RECORDS TO PROCESS =
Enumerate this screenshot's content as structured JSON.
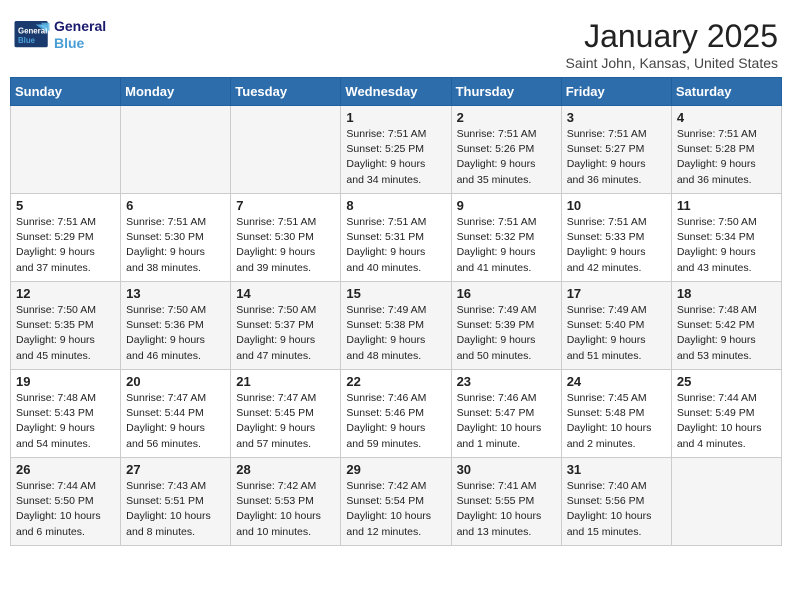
{
  "header": {
    "logo_line1": "General",
    "logo_line2": "Blue",
    "month": "January 2025",
    "location": "Saint John, Kansas, United States"
  },
  "weekdays": [
    "Sunday",
    "Monday",
    "Tuesday",
    "Wednesday",
    "Thursday",
    "Friday",
    "Saturday"
  ],
  "weeks": [
    [
      {
        "day": "",
        "info": ""
      },
      {
        "day": "",
        "info": ""
      },
      {
        "day": "",
        "info": ""
      },
      {
        "day": "1",
        "info": "Sunrise: 7:51 AM\nSunset: 5:25 PM\nDaylight: 9 hours and 34 minutes."
      },
      {
        "day": "2",
        "info": "Sunrise: 7:51 AM\nSunset: 5:26 PM\nDaylight: 9 hours and 35 minutes."
      },
      {
        "day": "3",
        "info": "Sunrise: 7:51 AM\nSunset: 5:27 PM\nDaylight: 9 hours and 36 minutes."
      },
      {
        "day": "4",
        "info": "Sunrise: 7:51 AM\nSunset: 5:28 PM\nDaylight: 9 hours and 36 minutes."
      }
    ],
    [
      {
        "day": "5",
        "info": "Sunrise: 7:51 AM\nSunset: 5:29 PM\nDaylight: 9 hours and 37 minutes."
      },
      {
        "day": "6",
        "info": "Sunrise: 7:51 AM\nSunset: 5:30 PM\nDaylight: 9 hours and 38 minutes."
      },
      {
        "day": "7",
        "info": "Sunrise: 7:51 AM\nSunset: 5:30 PM\nDaylight: 9 hours and 39 minutes."
      },
      {
        "day": "8",
        "info": "Sunrise: 7:51 AM\nSunset: 5:31 PM\nDaylight: 9 hours and 40 minutes."
      },
      {
        "day": "9",
        "info": "Sunrise: 7:51 AM\nSunset: 5:32 PM\nDaylight: 9 hours and 41 minutes."
      },
      {
        "day": "10",
        "info": "Sunrise: 7:51 AM\nSunset: 5:33 PM\nDaylight: 9 hours and 42 minutes."
      },
      {
        "day": "11",
        "info": "Sunrise: 7:50 AM\nSunset: 5:34 PM\nDaylight: 9 hours and 43 minutes."
      }
    ],
    [
      {
        "day": "12",
        "info": "Sunrise: 7:50 AM\nSunset: 5:35 PM\nDaylight: 9 hours and 45 minutes."
      },
      {
        "day": "13",
        "info": "Sunrise: 7:50 AM\nSunset: 5:36 PM\nDaylight: 9 hours and 46 minutes."
      },
      {
        "day": "14",
        "info": "Sunrise: 7:50 AM\nSunset: 5:37 PM\nDaylight: 9 hours and 47 minutes."
      },
      {
        "day": "15",
        "info": "Sunrise: 7:49 AM\nSunset: 5:38 PM\nDaylight: 9 hours and 48 minutes."
      },
      {
        "day": "16",
        "info": "Sunrise: 7:49 AM\nSunset: 5:39 PM\nDaylight: 9 hours and 50 minutes."
      },
      {
        "day": "17",
        "info": "Sunrise: 7:49 AM\nSunset: 5:40 PM\nDaylight: 9 hours and 51 minutes."
      },
      {
        "day": "18",
        "info": "Sunrise: 7:48 AM\nSunset: 5:42 PM\nDaylight: 9 hours and 53 minutes."
      }
    ],
    [
      {
        "day": "19",
        "info": "Sunrise: 7:48 AM\nSunset: 5:43 PM\nDaylight: 9 hours and 54 minutes."
      },
      {
        "day": "20",
        "info": "Sunrise: 7:47 AM\nSunset: 5:44 PM\nDaylight: 9 hours and 56 minutes."
      },
      {
        "day": "21",
        "info": "Sunrise: 7:47 AM\nSunset: 5:45 PM\nDaylight: 9 hours and 57 minutes."
      },
      {
        "day": "22",
        "info": "Sunrise: 7:46 AM\nSunset: 5:46 PM\nDaylight: 9 hours and 59 minutes."
      },
      {
        "day": "23",
        "info": "Sunrise: 7:46 AM\nSunset: 5:47 PM\nDaylight: 10 hours and 1 minute."
      },
      {
        "day": "24",
        "info": "Sunrise: 7:45 AM\nSunset: 5:48 PM\nDaylight: 10 hours and 2 minutes."
      },
      {
        "day": "25",
        "info": "Sunrise: 7:44 AM\nSunset: 5:49 PM\nDaylight: 10 hours and 4 minutes."
      }
    ],
    [
      {
        "day": "26",
        "info": "Sunrise: 7:44 AM\nSunset: 5:50 PM\nDaylight: 10 hours and 6 minutes."
      },
      {
        "day": "27",
        "info": "Sunrise: 7:43 AM\nSunset: 5:51 PM\nDaylight: 10 hours and 8 minutes."
      },
      {
        "day": "28",
        "info": "Sunrise: 7:42 AM\nSunset: 5:53 PM\nDaylight: 10 hours and 10 minutes."
      },
      {
        "day": "29",
        "info": "Sunrise: 7:42 AM\nSunset: 5:54 PM\nDaylight: 10 hours and 12 minutes."
      },
      {
        "day": "30",
        "info": "Sunrise: 7:41 AM\nSunset: 5:55 PM\nDaylight: 10 hours and 13 minutes."
      },
      {
        "day": "31",
        "info": "Sunrise: 7:40 AM\nSunset: 5:56 PM\nDaylight: 10 hours and 15 minutes."
      },
      {
        "day": "",
        "info": ""
      }
    ]
  ]
}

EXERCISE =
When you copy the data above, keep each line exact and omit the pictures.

ANSWER AREA =
Enumerate this screenshot's content as structured JSON.
{
  "header": {
    "logo_line1": "General",
    "logo_line2": "Blue",
    "month": "January 2025",
    "location": "Saint John, Kansas, United States"
  },
  "weekdays": [
    "Sunday",
    "Monday",
    "Tuesday",
    "Wednesday",
    "Thursday",
    "Friday",
    "Saturday"
  ],
  "weeks": [
    [
      {
        "day": "",
        "info": ""
      },
      {
        "day": "",
        "info": ""
      },
      {
        "day": "",
        "info": ""
      },
      {
        "day": "1",
        "info": "Sunrise: 7:51 AM\nSunset: 5:25 PM\nDaylight: 9 hours and 34 minutes."
      },
      {
        "day": "2",
        "info": "Sunrise: 7:51 AM\nSunset: 5:26 PM\nDaylight: 9 hours and 35 minutes."
      },
      {
        "day": "3",
        "info": "Sunrise: 7:51 AM\nSunset: 5:27 PM\nDaylight: 9 hours and 36 minutes."
      },
      {
        "day": "4",
        "info": "Sunrise: 7:51 AM\nSunset: 5:28 PM\nDaylight: 9 hours and 36 minutes."
      }
    ],
    [
      {
        "day": "5",
        "info": "Sunrise: 7:51 AM\nSunset: 5:29 PM\nDaylight: 9 hours and 37 minutes."
      },
      {
        "day": "6",
        "info": "Sunrise: 7:51 AM\nSunset: 5:30 PM\nDaylight: 9 hours and 38 minutes."
      },
      {
        "day": "7",
        "info": "Sunrise: 7:51 AM\nSunset: 5:30 PM\nDaylight: 9 hours and 39 minutes."
      },
      {
        "day": "8",
        "info": "Sunrise: 7:51 AM\nSunset: 5:31 PM\nDaylight: 9 hours and 40 minutes."
      },
      {
        "day": "9",
        "info": "Sunrise: 7:51 AM\nSunset: 5:32 PM\nDaylight: 9 hours and 41 minutes."
      },
      {
        "day": "10",
        "info": "Sunrise: 7:51 AM\nSunset: 5:33 PM\nDaylight: 9 hours and 42 minutes."
      },
      {
        "day": "11",
        "info": "Sunrise: 7:50 AM\nSunset: 5:34 PM\nDaylight: 9 hours and 43 minutes."
      }
    ],
    [
      {
        "day": "12",
        "info": "Sunrise: 7:50 AM\nSunset: 5:35 PM\nDaylight: 9 hours and 45 minutes."
      },
      {
        "day": "13",
        "info": "Sunrise: 7:50 AM\nSunset: 5:36 PM\nDaylight: 9 hours and 46 minutes."
      },
      {
        "day": "14",
        "info": "Sunrise: 7:50 AM\nSunset: 5:37 PM\nDaylight: 9 hours and 47 minutes."
      },
      {
        "day": "15",
        "info": "Sunrise: 7:49 AM\nSunset: 5:38 PM\nDaylight: 9 hours and 48 minutes."
      },
      {
        "day": "16",
        "info": "Sunrise: 7:49 AM\nSunset: 5:39 PM\nDaylight: 9 hours and 50 minutes."
      },
      {
        "day": "17",
        "info": "Sunrise: 7:49 AM\nSunset: 5:40 PM\nDaylight: 9 hours and 51 minutes."
      },
      {
        "day": "18",
        "info": "Sunrise: 7:48 AM\nSunset: 5:42 PM\nDaylight: 9 hours and 53 minutes."
      }
    ],
    [
      {
        "day": "19",
        "info": "Sunrise: 7:48 AM\nSunset: 5:43 PM\nDaylight: 9 hours and 54 minutes."
      },
      {
        "day": "20",
        "info": "Sunrise: 7:47 AM\nSunset: 5:44 PM\nDaylight: 9 hours and 56 minutes."
      },
      {
        "day": "21",
        "info": "Sunrise: 7:47 AM\nSunset: 5:45 PM\nDaylight: 9 hours and 57 minutes."
      },
      {
        "day": "22",
        "info": "Sunrise: 7:46 AM\nSunset: 5:46 PM\nDaylight: 9 hours and 59 minutes."
      },
      {
        "day": "23",
        "info": "Sunrise: 7:46 AM\nSunset: 5:47 PM\nDaylight: 10 hours and 1 minute."
      },
      {
        "day": "24",
        "info": "Sunrise: 7:45 AM\nSunset: 5:48 PM\nDaylight: 10 hours and 2 minutes."
      },
      {
        "day": "25",
        "info": "Sunrise: 7:44 AM\nSunset: 5:49 PM\nDaylight: 10 hours and 4 minutes."
      }
    ],
    [
      {
        "day": "26",
        "info": "Sunrise: 7:44 AM\nSunset: 5:50 PM\nDaylight: 10 hours and 6 minutes."
      },
      {
        "day": "27",
        "info": "Sunrise: 7:43 AM\nSunset: 5:51 PM\nDaylight: 10 hours and 8 minutes."
      },
      {
        "day": "28",
        "info": "Sunrise: 7:42 AM\nSunset: 5:53 PM\nDaylight: 10 hours and 10 minutes."
      },
      {
        "day": "29",
        "info": "Sunrise: 7:42 AM\nSunset: 5:54 PM\nDaylight: 10 hours and 12 minutes."
      },
      {
        "day": "30",
        "info": "Sunrise: 7:41 AM\nSunset: 5:55 PM\nDaylight: 10 hours and 13 minutes."
      },
      {
        "day": "31",
        "info": "Sunrise: 7:40 AM\nSunset: 5:56 PM\nDaylight: 10 hours and 15 minutes."
      },
      {
        "day": "",
        "info": ""
      }
    ]
  ]
}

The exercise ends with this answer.